Exercise requirements: Set the entries down again exactly; none may be skipped.

Source information:
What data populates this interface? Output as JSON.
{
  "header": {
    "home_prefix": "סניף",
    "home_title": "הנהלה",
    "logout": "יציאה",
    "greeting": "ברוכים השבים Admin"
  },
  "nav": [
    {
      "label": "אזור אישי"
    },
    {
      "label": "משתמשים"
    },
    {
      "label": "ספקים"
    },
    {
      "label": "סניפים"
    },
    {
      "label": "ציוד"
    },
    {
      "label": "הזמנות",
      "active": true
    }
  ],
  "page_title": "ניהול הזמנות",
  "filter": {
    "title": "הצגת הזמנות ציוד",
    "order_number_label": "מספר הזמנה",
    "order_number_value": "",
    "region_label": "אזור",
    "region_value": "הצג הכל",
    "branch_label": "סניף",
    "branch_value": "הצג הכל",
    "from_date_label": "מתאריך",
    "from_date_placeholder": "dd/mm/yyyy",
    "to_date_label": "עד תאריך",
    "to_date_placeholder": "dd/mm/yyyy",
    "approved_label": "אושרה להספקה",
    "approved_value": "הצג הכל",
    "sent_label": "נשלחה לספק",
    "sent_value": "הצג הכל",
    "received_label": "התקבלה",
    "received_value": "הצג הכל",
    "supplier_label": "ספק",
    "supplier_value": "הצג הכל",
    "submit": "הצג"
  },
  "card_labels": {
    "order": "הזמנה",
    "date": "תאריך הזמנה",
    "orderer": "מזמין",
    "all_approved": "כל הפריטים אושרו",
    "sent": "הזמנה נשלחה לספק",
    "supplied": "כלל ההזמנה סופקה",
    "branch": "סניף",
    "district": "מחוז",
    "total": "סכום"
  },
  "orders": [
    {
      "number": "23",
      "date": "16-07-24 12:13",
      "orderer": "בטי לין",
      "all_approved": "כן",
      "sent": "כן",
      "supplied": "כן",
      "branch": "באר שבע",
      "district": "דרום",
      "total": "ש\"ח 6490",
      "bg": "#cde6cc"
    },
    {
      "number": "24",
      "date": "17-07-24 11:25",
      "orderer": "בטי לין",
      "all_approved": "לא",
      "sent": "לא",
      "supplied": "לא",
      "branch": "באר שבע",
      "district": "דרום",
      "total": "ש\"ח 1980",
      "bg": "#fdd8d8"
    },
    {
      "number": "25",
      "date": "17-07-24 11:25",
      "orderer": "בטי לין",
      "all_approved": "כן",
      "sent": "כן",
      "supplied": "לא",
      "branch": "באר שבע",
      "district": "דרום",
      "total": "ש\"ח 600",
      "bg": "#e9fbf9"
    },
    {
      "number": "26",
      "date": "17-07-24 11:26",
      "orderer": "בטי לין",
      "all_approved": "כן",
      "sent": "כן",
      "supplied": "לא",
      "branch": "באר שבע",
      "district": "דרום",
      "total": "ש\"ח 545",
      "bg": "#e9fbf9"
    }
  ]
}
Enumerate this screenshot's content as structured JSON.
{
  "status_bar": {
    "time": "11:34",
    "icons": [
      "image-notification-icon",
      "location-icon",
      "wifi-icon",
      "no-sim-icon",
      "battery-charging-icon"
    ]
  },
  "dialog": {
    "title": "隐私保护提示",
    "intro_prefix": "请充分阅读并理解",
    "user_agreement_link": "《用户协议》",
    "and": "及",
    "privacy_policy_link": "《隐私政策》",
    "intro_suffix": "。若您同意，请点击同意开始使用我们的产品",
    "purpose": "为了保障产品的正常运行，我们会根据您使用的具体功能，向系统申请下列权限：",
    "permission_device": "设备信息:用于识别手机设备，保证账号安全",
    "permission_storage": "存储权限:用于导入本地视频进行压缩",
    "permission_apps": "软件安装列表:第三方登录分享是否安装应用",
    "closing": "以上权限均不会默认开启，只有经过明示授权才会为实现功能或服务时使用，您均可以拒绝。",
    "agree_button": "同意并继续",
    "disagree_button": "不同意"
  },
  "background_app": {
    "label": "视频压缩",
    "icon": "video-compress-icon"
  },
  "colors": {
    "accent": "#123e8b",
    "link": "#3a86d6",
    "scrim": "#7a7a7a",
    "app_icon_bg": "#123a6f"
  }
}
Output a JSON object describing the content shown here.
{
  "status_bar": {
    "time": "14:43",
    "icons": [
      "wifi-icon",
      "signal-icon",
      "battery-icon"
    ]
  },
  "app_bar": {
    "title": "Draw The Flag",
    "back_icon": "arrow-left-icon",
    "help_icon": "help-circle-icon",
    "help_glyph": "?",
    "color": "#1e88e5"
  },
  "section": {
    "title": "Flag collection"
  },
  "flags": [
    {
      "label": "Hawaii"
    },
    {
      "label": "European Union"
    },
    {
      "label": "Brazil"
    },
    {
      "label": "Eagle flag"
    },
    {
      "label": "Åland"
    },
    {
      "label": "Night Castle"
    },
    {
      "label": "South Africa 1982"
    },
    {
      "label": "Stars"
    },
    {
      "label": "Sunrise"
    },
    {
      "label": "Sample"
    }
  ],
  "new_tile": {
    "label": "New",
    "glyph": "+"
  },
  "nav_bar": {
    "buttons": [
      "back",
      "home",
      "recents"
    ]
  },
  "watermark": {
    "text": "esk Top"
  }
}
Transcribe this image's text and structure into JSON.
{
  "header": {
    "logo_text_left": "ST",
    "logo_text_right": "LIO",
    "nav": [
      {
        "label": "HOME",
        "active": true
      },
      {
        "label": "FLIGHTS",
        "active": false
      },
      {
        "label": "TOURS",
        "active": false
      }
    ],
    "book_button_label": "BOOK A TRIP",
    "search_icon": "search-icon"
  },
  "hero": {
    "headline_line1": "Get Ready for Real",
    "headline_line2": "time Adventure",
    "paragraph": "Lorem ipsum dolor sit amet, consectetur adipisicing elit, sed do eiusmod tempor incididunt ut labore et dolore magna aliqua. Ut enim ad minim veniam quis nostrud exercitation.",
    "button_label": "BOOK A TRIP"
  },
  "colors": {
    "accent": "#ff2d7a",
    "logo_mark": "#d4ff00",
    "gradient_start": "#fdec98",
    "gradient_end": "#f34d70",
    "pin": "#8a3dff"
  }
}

Written response:
What data populates this interface? Output as JSON.
{
  "header": {
    "home_prefix": "סניף",
    "home_title": "הנהלה",
    "logout": "יציאה",
    "greeting": "ברוכים השבים Admin"
  },
  "nav": [
    {
      "label": "אזור אישי"
    },
    {
      "label": "משתמשים"
    },
    {
      "label": "ספקים"
    },
    {
      "label": "סניפים"
    },
    {
      "label": "ציוד"
    },
    {
      "label": "הזמנות",
      "active": true
    }
  ],
  "page_title": "ניהול הזמנות",
  "filter": {
    "title": "הצגת הזמנות ציוד",
    "order_number_label": "מספר הזמנה",
    "order_number_value": "",
    "region_label": "אזור",
    "region_value": "הצג הכל",
    "branch_label": "סניף",
    "branch_value": "הצג הכל",
    "from_date_label": "מתאריך",
    "from_date_placeholder": "dd/mm/yyyy",
    "to_date_label": "עד תאריך",
    "to_date_placeholder": "dd/mm/yyyy",
    "approved_label": "אושרה להספקה",
    "approved_value": "הצג הכל",
    "sent_label": "נשלחה לספק",
    "sent_value": "הצג הכל",
    "received_label": "התקבלה",
    "received_value": "הצג הכל",
    "supplier_label": "ספק",
    "supplier_value": "הצג הכל",
    "submit": "הצג"
  },
  "card_labels": {
    "order": "הזמנה",
    "date": "תאריך הזמנה",
    "orderer": "מזמין",
    "all_approved": "כל הפריטים אושרו",
    "sent": "הזמנה נשלחה לספק",
    "supplied": "כלל ההזמנה סופקה",
    "branch": "סניף",
    "district": "מחוז",
    "total": "סכום"
  },
  "orders": [
    {
      "number": "23",
      "date": "16-07-24 12:13",
      "orderer": "בטי לין",
      "all_approved": "כן",
      "sent": "כן",
      "supplied": "כן",
      "branch": "באר שבע",
      "district": "דרום",
      "total": "ש\"ח 6490",
      "bg": "#cde6cc"
    },
    {
      "number": "24",
      "date": "17-07-24 11:25",
      "orderer": "בטי לין",
      "all_approved": "לא",
      "sent": "לא",
      "supplied": "לא",
      "branch": "באר שבע",
      "district": "דרום",
      "total": "ש\"ח 1980",
      "bg": "#fdd8d8"
    },
    {
      "number": "25",
      "date": "17-07-24 11:25",
      "orderer": "בטי לין",
      "all_approved": "כן",
      "sent": "כן",
      "supplied": "לא",
      "branch": "באר שבע",
      "district": "דרום",
      "total": "ש\"ח 600",
      "bg": "#e9fbf9"
    },
    {
      "number": "26",
      "date": "17-07-24 11:26",
      "orderer": "בטי לין",
      "all_approved": "כן",
      "sent": "כן",
      "supplied": "לא",
      "branch": "באר שבע",
      "district": "דרום",
      "total": "ש\"ח 545",
      "bg": "#e9fbf9"
    }
  ]
}
Enumerate this screenshot's content as structured JSON.
{
  "status_bar": {
    "time": "11:34",
    "icons": [
      "image-notification-icon",
      "location-icon",
      "wifi-icon",
      "no-sim-icon",
      "battery-charging-icon"
    ]
  },
  "dialog": {
    "title": "隐私保护提示",
    "intro_prefix": "请充分阅读并理解",
    "user_agreement_link": "《用户协议》",
    "and": "及",
    "privacy_policy_link": "《隐私政策》",
    "intro_suffix": "。若您同意，请点击同意开始使用我们的产品",
    "purpose": "为了保障产品的正常运行，我们会根据您使用的具体功能，向系统申请下列权限：",
    "permission_device": "设备信息:用于识别手机设备，保证账号安全",
    "permission_storage": "存储权限:用于导入本地视频进行压缩",
    "permission_apps": "软件安装列表:第三方登录分享是否安装应用",
    "closing": "以上权限均不会默认开启，只有经过明示授权才会为实现功能或服务时使用，您均可以拒绝。",
    "agree_button": "同意并继续",
    "disagree_button": "不同意"
  },
  "background_app": {
    "label": "视频压缩",
    "icon": "video-compress-icon"
  },
  "colors": {
    "accent": "#123e8b",
    "link": "#3a86d6",
    "scrim": "#7a7a7a",
    "app_icon_bg": "#123a6f"
  }
}
Output a JSON object describing the content shown here.
{
  "status_bar": {
    "time": "14:43",
    "icons": [
      "wifi-icon",
      "signal-icon",
      "battery-icon"
    ]
  },
  "app_bar": {
    "title": "Draw The Flag",
    "back_icon": "arrow-left-icon",
    "help_icon": "help-circle-icon",
    "help_glyph": "?",
    "color": "#1e88e5"
  },
  "section": {
    "title": "Flag collection"
  },
  "flags": [
    {
      "label": "Hawaii"
    },
    {
      "label": "European Union"
    },
    {
      "label": "Brazil"
    },
    {
      "label": "Eagle flag"
    },
    {
      "label": "Åland"
    },
    {
      "label": "Night Castle"
    },
    {
      "label": "South Africa 1982"
    },
    {
      "label": "Stars"
    },
    {
      "label": "Sunrise"
    },
    {
      "label": "Sample"
    }
  ],
  "new_tile": {
    "label": "New",
    "glyph": "+"
  },
  "nav_bar": {
    "buttons": [
      "back",
      "home",
      "recents"
    ]
  },
  "watermark": {
    "text": "esk Top"
  }
}
Transcribe this image's text and structure into JSON.
{
  "header": {
    "logo_text_left": "ST",
    "logo_text_right": "LIO",
    "nav": [
      {
        "label": "HOME",
        "active": true
      },
      {
        "label": "FLIGHTS",
        "active": false
      },
      {
        "label": "TOURS",
        "active": false
      }
    ],
    "book_button_label": "BOOK A TRIP",
    "search_icon": "search-icon"
  },
  "hero": {
    "headline_line1": "Get Ready for Real",
    "headline_line2": "time Adventure",
    "paragraph": "Lorem ipsum dolor sit amet, consectetur adipisicing elit, sed do eiusmod tempor incididunt ut labore et dolore magna aliqua. Ut enim ad minim veniam quis nostrud exercitation.",
    "button_label": "BOOK A TRIP"
  },
  "colors": {
    "accent": "#ff2d7a",
    "logo_mark": "#d4ff00",
    "gradient_start": "#fdec98",
    "gradient_end": "#f34d70",
    "pin": "#8a3dff"
  }
}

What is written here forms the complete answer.